“Prophecies of Joseph Smith,” Church History Topics
“Prophecies of Joseph Smith”
Following the armed conflict between Mormons and other Missourians in the fall of 1838, several Church leaders, including Joseph Smith, were arrested and imprisoned on a variety of charges. Atrocities committed against the Saints, however, were not prosecuted. Joseph and other Latter-day Saints believed that the charges brought against them were a form of legal persecution designed to further harm them even as the main body of Saints was being expelled from the state.

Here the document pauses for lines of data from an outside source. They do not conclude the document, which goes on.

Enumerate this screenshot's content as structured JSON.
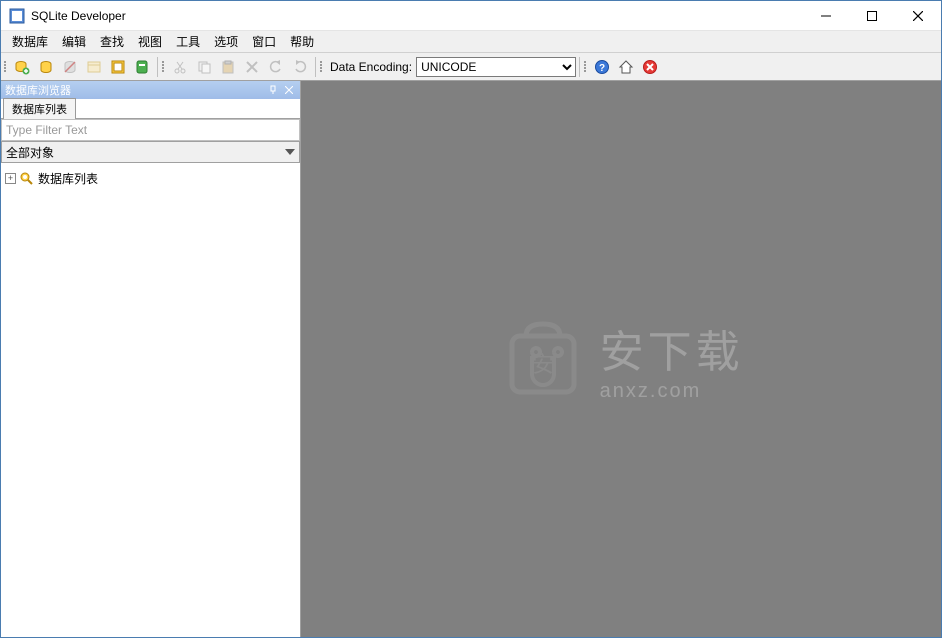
{
  "window": {
    "title": "SQLite Developer"
  },
  "menu": {
    "items": [
      "数据库",
      "编辑",
      "查找",
      "视图",
      "工具",
      "选项",
      "窗口",
      "帮助"
    ]
  },
  "toolbar": {
    "encoding_label": "Data Encoding:",
    "encoding_value": "UNICODE"
  },
  "sidebar": {
    "panel_title": "数据库浏览器",
    "tab_label": "数据库列表",
    "filter_placeholder": "Type Filter Text",
    "object_filter": "全部对象",
    "tree_root": "数据库列表"
  },
  "watermark": {
    "line1": "安下载",
    "line2": "anxz.com"
  }
}
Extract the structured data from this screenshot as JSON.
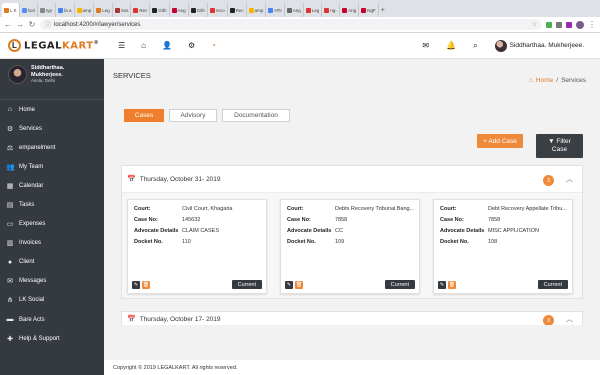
{
  "browser": {
    "tabs": [
      {
        "label": "L K",
        "color": "#e07a1f",
        "active": true
      },
      {
        "label": "loni",
        "color": "#5b8def"
      },
      {
        "label": "typ",
        "color": "#888"
      },
      {
        "label": "fa a",
        "color": "#4285f4"
      },
      {
        "label": "amp",
        "color": "#f4b400"
      },
      {
        "label": "Leg",
        "color": "#e07a1f"
      },
      {
        "label": "Sss",
        "color": "#a33"
      },
      {
        "label": "Rec",
        "color": "#d33"
      },
      {
        "label": "Gith",
        "color": "#222"
      },
      {
        "label": "Ang",
        "color": "#c3002f"
      },
      {
        "label": "Gith",
        "color": "#222"
      },
      {
        "label": "reco",
        "color": "#d33"
      },
      {
        "label": "Rec",
        "color": "#222"
      },
      {
        "label": "amp",
        "color": "#f4b400"
      },
      {
        "label": "HTI",
        "color": "#4285f4"
      },
      {
        "label": "Ang",
        "color": "#666"
      },
      {
        "label": "Leg",
        "color": "#d33"
      },
      {
        "label": "ng-",
        "color": "#d33"
      },
      {
        "label": "Ang",
        "color": "#c3002f"
      },
      {
        "label": "NgF",
        "color": "#c3002f"
      }
    ],
    "url": "localhost:4200/#/lawyer/services"
  },
  "header": {
    "logo_legal": "LEGAL",
    "logo_kart": "KART",
    "logo_reg": "®",
    "user_name": "Siddharthaa. Mukherjeee."
  },
  "sidebar": {
    "profile_name": "Siddharthaa. Mukherjeee.",
    "profile_location": "Asola, Delhi",
    "items": [
      {
        "label": "Home",
        "icon": "home-icon",
        "glyph": "⌂"
      },
      {
        "label": "Services",
        "icon": "services-icon",
        "glyph": "⚙"
      },
      {
        "label": "empanelment",
        "icon": "empanelment-icon",
        "glyph": "⚖"
      },
      {
        "label": "My Team",
        "icon": "team-icon",
        "glyph": "👥"
      },
      {
        "label": "Calendar",
        "icon": "calendar-icon",
        "glyph": "▦"
      },
      {
        "label": "Tasks",
        "icon": "tasks-icon",
        "glyph": "▤"
      },
      {
        "label": "Expenses",
        "icon": "expenses-icon",
        "glyph": "▭"
      },
      {
        "label": "Invoices",
        "icon": "invoices-icon",
        "glyph": "▥"
      },
      {
        "label": "Client",
        "icon": "client-icon",
        "glyph": "●"
      },
      {
        "label": "Messages",
        "icon": "messages-icon",
        "glyph": "✉"
      },
      {
        "label": "LK Social",
        "icon": "social-icon",
        "glyph": "⋔"
      },
      {
        "label": "Bare Acts",
        "icon": "bare-acts-icon",
        "glyph": "▬"
      },
      {
        "label": "Help & Support",
        "icon": "help-icon",
        "glyph": "✚"
      }
    ]
  },
  "main": {
    "title": "SERVICES",
    "breadcrumb_home": "Home",
    "breadcrumb_sep": "/",
    "breadcrumb_current": "Services",
    "tabs": [
      "Cases",
      "Advisory",
      "Documentation"
    ],
    "add_case": "+ Add Case",
    "filter_line1": "Filter",
    "filter_line2": "Case"
  },
  "groups": [
    {
      "date": "Thursday, October 31- 2019",
      "count": "3",
      "cards": [
        {
          "court": "Civil Court, Khagaria",
          "case_no": "145632",
          "advocate": "CLAIM CASES",
          "docket": "110"
        },
        {
          "court": "Debts Recovery Tribunal Bang...",
          "case_no": "7858",
          "advocate": "CC",
          "docket": "109"
        },
        {
          "court": "Debt Recovery Appellate Tribu...",
          "case_no": "7858",
          "advocate": "MISC APPLICATION",
          "docket": "108"
        }
      ]
    },
    {
      "date": "Thursday, October 17- 2019",
      "count": "3"
    }
  ],
  "labels": {
    "court": "Court:",
    "case_no": "Case No:",
    "advocate": "Advocate Details",
    "docket": "Docket No.",
    "current": "Current"
  },
  "footer": "Copyright © 2019 LEGALKART. All rights reserved.",
  "colors": {
    "accent": "#ef8a3b",
    "sidebar": "#343a40",
    "dark_button": "#3a3f44"
  }
}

In April 1839, a Missouri grand jury indicted Joseph Smith and others for riot, treason, larceny, receipt of stolen goods, and arson—crimes allegedly committed during the Missouri-Mormon War the previous year. In this hearing, the judge presiding in the case issued a change of venue and ordered the prisoners be taken to Columbia, Boone County, for their final hearing. While being transported to stand trial, Joseph and his companions escaped with the help of one of their guards and fled to Illinois, where the main group of Saints had found refuge.1 Between 1840 and 1843, Missouri state officials worked to extradite Joseph (legally force him to return to Missouri) and bring him to trial. He contended that the state government had not adhered to the due process of law and believed that his enemies were attempting to exploit the legal process to arrange for his execution.2
A year after Joseph Smith’s escape to Illinois, Missouri governor Lilburn W. Boggs sent a formal request to Illinois governor Thomas Carlin demanding that Joseph be extradited to Missouri to stand trial. After Carlin issued an arrest warrant, a sheriff unsuccessfully searched for Joseph in Nauvoo, Illinois. Carlin reissued the warrant in June 1841, and another sheriff arrested Joseph. Judge Stephen A. Douglas discharged Joseph, finding that the warrant was faulty.3

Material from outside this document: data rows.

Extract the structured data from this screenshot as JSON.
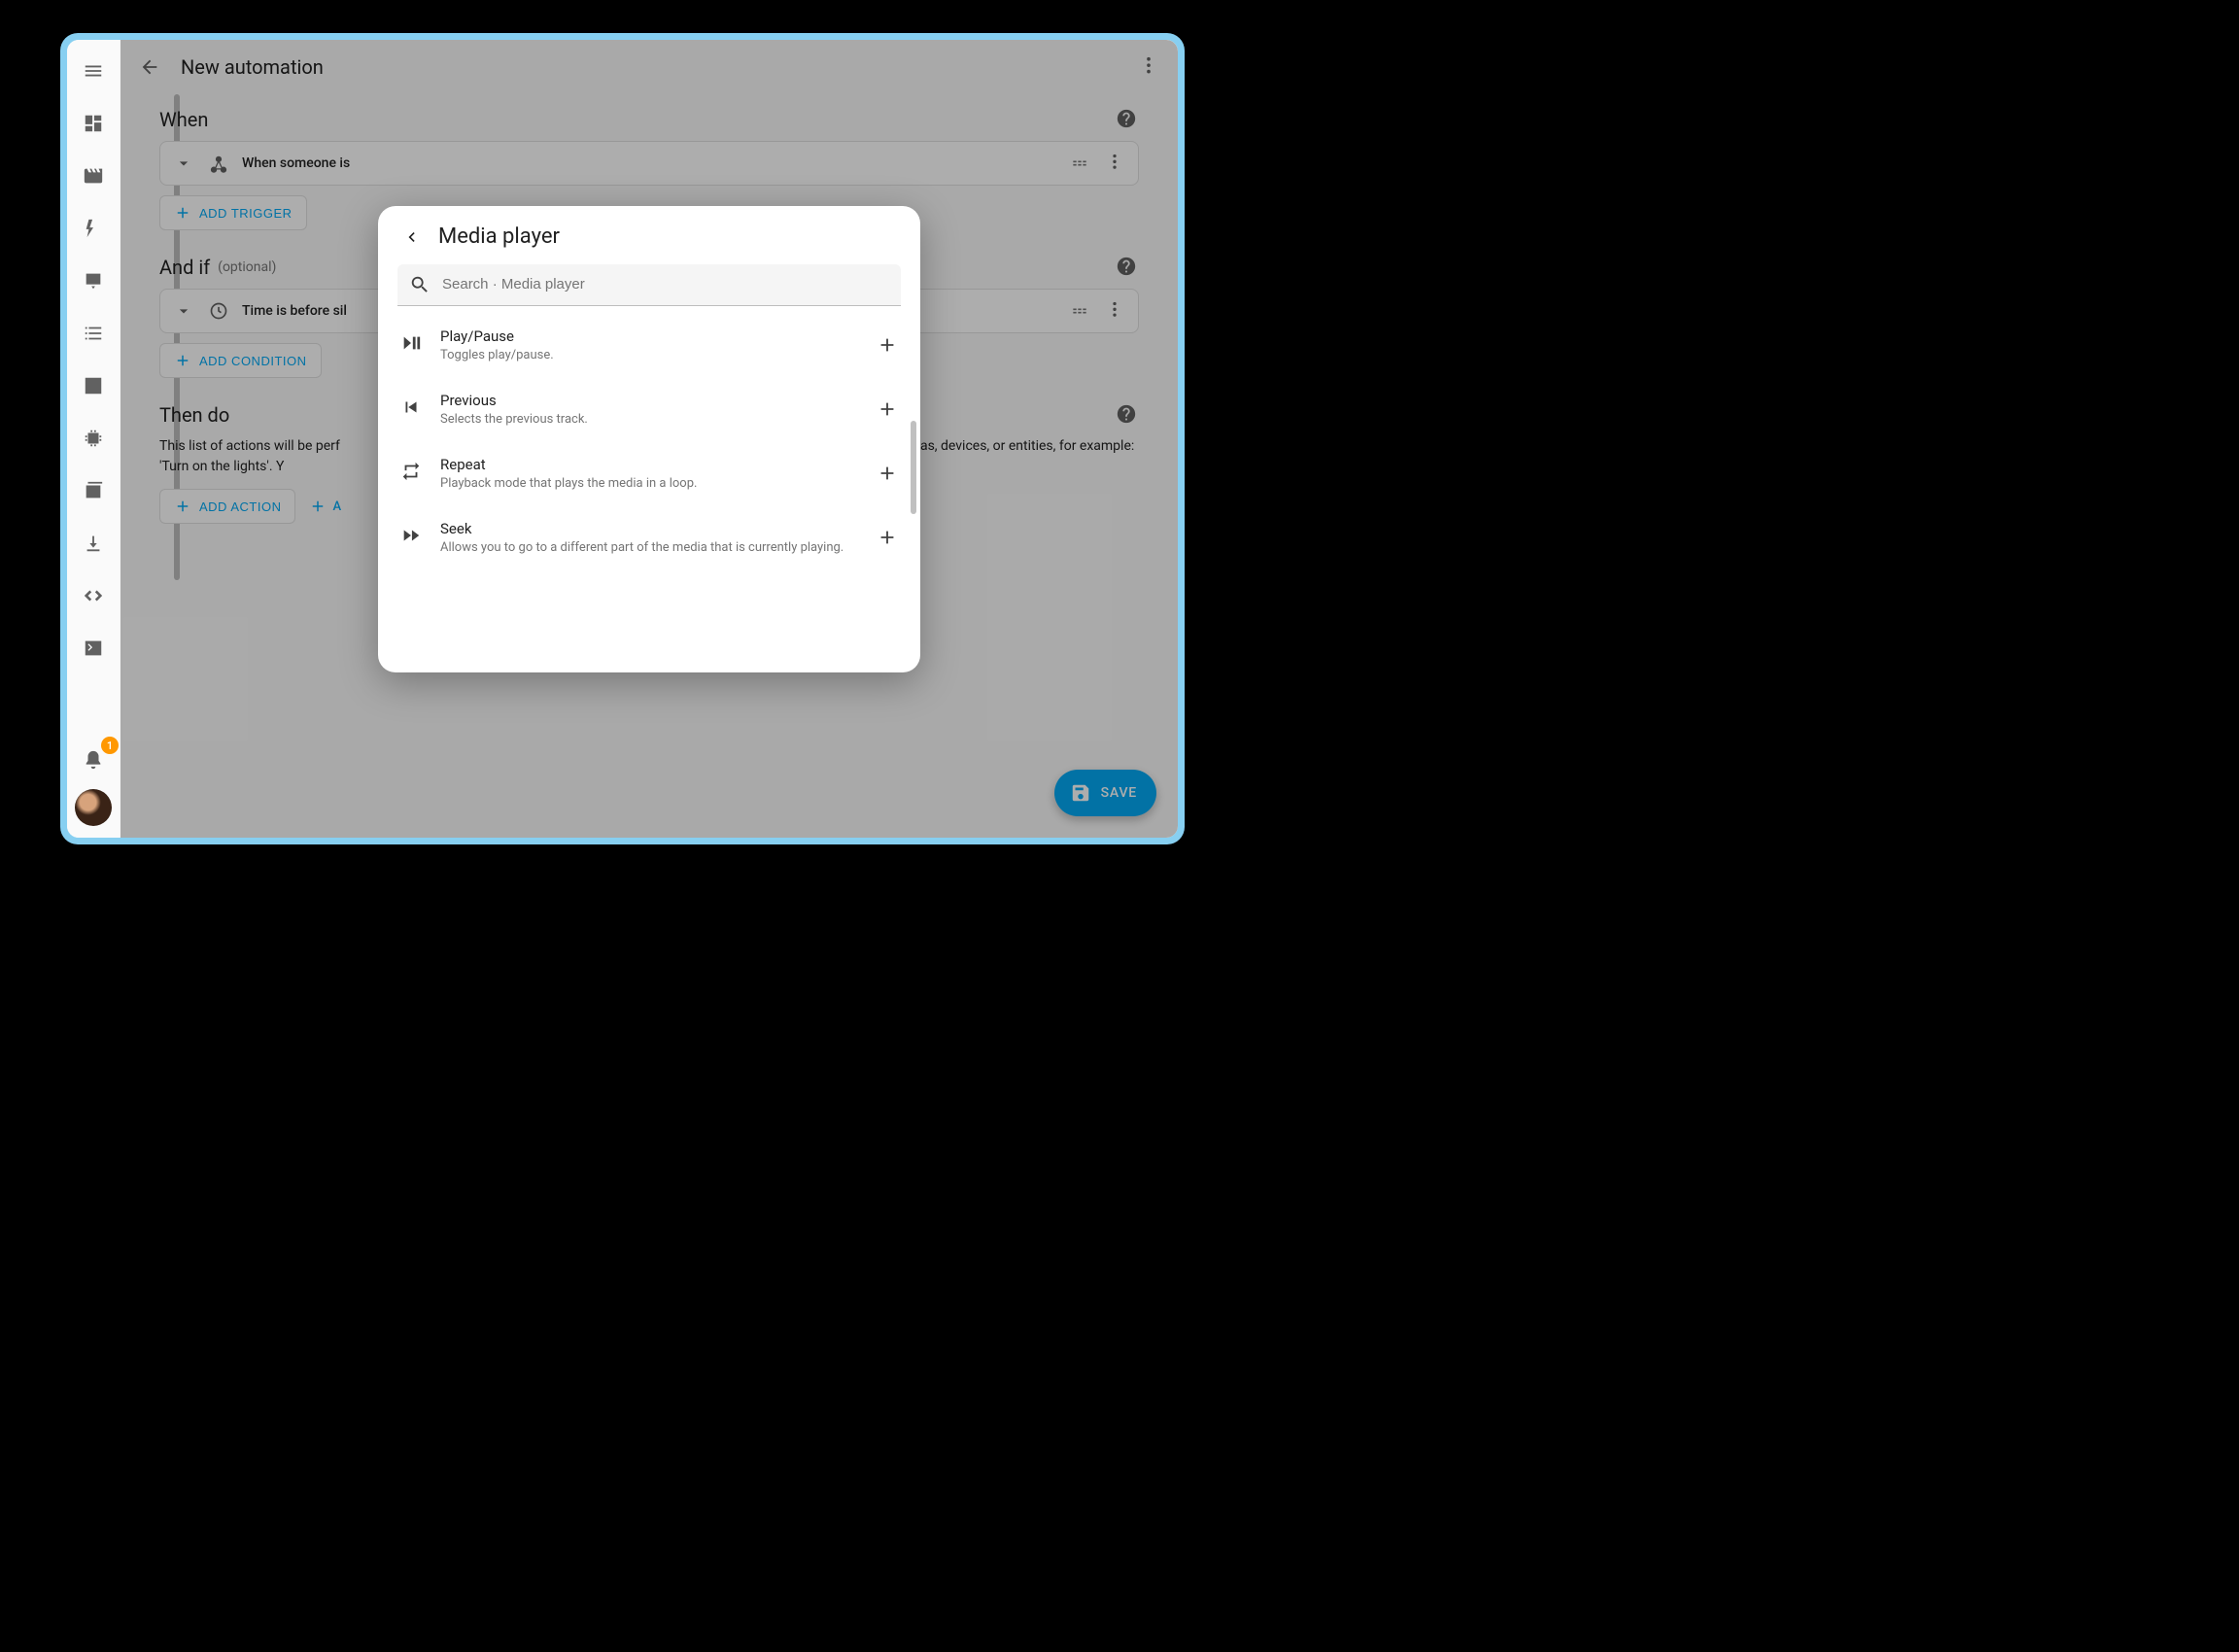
{
  "header": {
    "title": "New automation"
  },
  "sections": {
    "when": {
      "title": "When",
      "trigger_summary": "When someone is",
      "add_trigger": "Add Trigger"
    },
    "andif": {
      "title": "And if",
      "optional": "(optional)",
      "condition_summary": "Time is before sil",
      "add_condition": "Add Condition"
    },
    "thendo": {
      "title": "Then do",
      "description_a": "This list of actions will be perf",
      "description_b": "your areas, devices, or entities, for example: 'Turn on the lights'. Y",
      "add_action": "Add Action",
      "second_btn": "A"
    }
  },
  "fab": {
    "label": "SAVE"
  },
  "notif_badge": "1",
  "dialog": {
    "title": "Media player",
    "search_placeholder": "Search · Media player",
    "items": [
      {
        "name": "Play/Pause",
        "desc": "Toggles play/pause.",
        "icon": "play-pause"
      },
      {
        "name": "Previous",
        "desc": "Selects the previous track.",
        "icon": "skip-previous"
      },
      {
        "name": "Repeat",
        "desc": "Playback mode that plays the media in a loop.",
        "icon": "repeat"
      },
      {
        "name": "Seek",
        "desc": "Allows you to go to a different part of the media that is currently playing.",
        "icon": "fast-forward"
      }
    ]
  }
}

Extradition attempts intensified in 1842 when an unknown assailant shot and wounded Boggs, who was no longer the governor, in Independence, Missouri. John C. Bennett, an excommunicated Church member who had turned antagonistic toward the Church, alleged that Joseph had dispatched Porter Rockwell to assassinate Boggs.4 The Prophet strongly denied this allegation. Nevertheless, Missouri’s new governor, Thomas Reynolds, petitioned Illinois for Joseph’s extradition, and Governor Carlin again issued an arrest warrant. The Nauvoo Municipal Court challenged the legality of the arrest, issuing a writ of habeas corpus, a legal protection that required a prisoner be brought before a judge to determine if the prisoner’s arrest and detention were legal.5 In the two days it took the sheriff to confirm the legality of the court’s challenge, Joseph had gone into hiding.6
Emma Smith and the women of the Female Relief Society of Nauvoo rallied to the Prophet’s defense. The women signed a petition to Governor Carlin urging an end to the extradition proceedings. Emma also wrote several letters to Carlin, arguing that even if Joseph had somehow orchestrated the assassination attempt from Illinois, as had been alleged, extradition was not an appropriate legal remedy because Missouri had no claim on a person for a crime that purportedly took place outside of its borders.7 In January 1843, Joseph appeared before the United States District Court in Springfield, Illinois, where his lawyer, Justin Butterfield, made a similar argument. “I do not think the defendant ought under any circumstances to be delivered up to Missouri,” Butterfield argued. “It is a matter of history that he and his people have been murdered and driven from the state,” he added, concluding that “he is an innocent and unoffending man.” The court agreed with Butterfield and discharged Joseph.8
John C. Bennett continued to agitate for Joseph Smith’s arrest, and in June 1843, a grand jury in Missouri issued a new indictment on the 1839 charge of treason.9 Governor Reynolds sent a requisition to the newly elected Illinois governor, Thomas Ford, and Joseph was arrested under Ford’s warrant. Again the Nauvoo Municipal Court granted Joseph habeas corpus and on July 1 received testimony not only on the legalities of the extradition, but also on the crimes committed in 1838 against Mormons in Missouri. The court ruled to release him from the extradition order.10 This ended the formal attempts by the State of Missouri to extradite Joseph to stand trial in the state. Nevertheless, he remained concerned that his enemies in Missouri would renew their attempts to force him to a place where he would face biased courts and perhaps death.11